By Jim Garamone
American Forces Press Service
NEW YORK, Sept. 13, 2011 For a U.S. military leader trying to reach a different audience, it doesn’t get much more different than “The Daily Show” with Jon Stewart.
Navy Adm. Mike Mullen, chairman of the Joint Chiefs of Staff, talks with Jon Stewart, host of Comedy Central's "The Daily Show,” in New York, Sept. 12, 2011. The appearance was Mullen's third visit to the show, and his first since Stewart accompanied him on a USO troop visit to Afghanistan earlier in the summer. DOD photo by Navy Petty Officer 1st Class Chad J. McNeeley
(Click photo for screen-resolution image);high-resolution image available.
Navy Adm. Mike Mullen, chairman of the Joint Chiefs of Staff, was Stewart’s guest for the third time on the popular Comedy Central show last night.
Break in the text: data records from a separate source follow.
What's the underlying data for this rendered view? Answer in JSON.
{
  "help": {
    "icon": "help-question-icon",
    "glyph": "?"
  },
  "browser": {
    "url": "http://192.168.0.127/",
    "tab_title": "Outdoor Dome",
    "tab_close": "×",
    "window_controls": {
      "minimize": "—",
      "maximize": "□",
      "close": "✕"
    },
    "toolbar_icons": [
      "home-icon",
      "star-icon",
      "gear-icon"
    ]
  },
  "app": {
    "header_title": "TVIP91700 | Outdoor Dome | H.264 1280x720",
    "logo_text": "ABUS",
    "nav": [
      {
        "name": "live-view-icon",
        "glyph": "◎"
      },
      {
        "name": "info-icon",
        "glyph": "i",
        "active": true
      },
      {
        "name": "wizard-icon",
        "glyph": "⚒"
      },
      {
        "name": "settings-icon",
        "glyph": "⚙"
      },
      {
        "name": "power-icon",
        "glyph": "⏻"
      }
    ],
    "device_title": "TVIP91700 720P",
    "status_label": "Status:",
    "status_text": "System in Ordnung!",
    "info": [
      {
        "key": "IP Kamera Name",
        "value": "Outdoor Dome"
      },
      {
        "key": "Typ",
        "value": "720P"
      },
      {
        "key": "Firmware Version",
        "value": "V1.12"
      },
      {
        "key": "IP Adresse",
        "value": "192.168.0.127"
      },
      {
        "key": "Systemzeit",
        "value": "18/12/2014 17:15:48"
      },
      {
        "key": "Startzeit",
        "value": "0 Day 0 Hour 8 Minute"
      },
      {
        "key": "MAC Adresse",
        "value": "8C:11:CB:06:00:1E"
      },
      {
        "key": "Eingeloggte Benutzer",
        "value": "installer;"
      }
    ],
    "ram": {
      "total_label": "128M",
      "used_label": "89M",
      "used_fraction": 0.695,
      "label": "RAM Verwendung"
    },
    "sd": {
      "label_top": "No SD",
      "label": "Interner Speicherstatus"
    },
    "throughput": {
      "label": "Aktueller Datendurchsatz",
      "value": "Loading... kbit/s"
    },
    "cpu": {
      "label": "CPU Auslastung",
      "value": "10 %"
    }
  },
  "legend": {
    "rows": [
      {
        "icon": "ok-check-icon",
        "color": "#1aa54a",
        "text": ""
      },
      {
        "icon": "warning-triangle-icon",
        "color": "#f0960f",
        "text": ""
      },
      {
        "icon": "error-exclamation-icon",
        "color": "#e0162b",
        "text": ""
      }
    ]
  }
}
Mullen joked with the satirist about his plans for retirement and his decision to join the Navy in 1964. And on a more serious note, he stressed the need for military leaders to hear a range of opinions before making decisions.
Stewart has been spending a lot of time with the chairman. He traveled to Afghanistan with Mullen this summer to thank troops in remote combat outposts and forward operating bases for their service. Stewart called it his “summer vacation.”
Mullen, whose father was a Hollywood publicist, joked about escaping Los Angeles in 1964 when he entered the U.S. Naval Academy in Annapolis, Md.
Stewart asked about the chairman’s plans after his retirement at the end of the month. “A long winter’s nap,” Mullen responded.
The discussion turned to weightier matters, and the chairman praised the men and women who are serving today. They have served multiple deployments, he noted, and have done everything the country has asked them to do.
“I’ve been doing this a long time -- since 1968 -- and unquestionably, they are superb,” he said.
Mullen said he and his wife, Deborah, who accompanied the chairman to the taping, try to represent the needs of service members and their families. “We try to stay in touch with them, so we understand what they are doing and what we are asking them to do, including the ultimate sacrifice,” the chairman told Stewart. “I tell them … there isn’t a decision I make or recommendation I make that doesn’t take their needs … into account. The strength of our military is those men and women and their families.”
During last month’s trip, Stewart said, he was surprised that Mullen had surrounded himself with people whose jobs were to challenge him and his thinking.
“What I’ve found over the years as I’ve gotten into jobs with more responsibility is the diversity of opinions and views is absolutely critical,” the chairman said. “It allows me, in the end, to make the best decision.”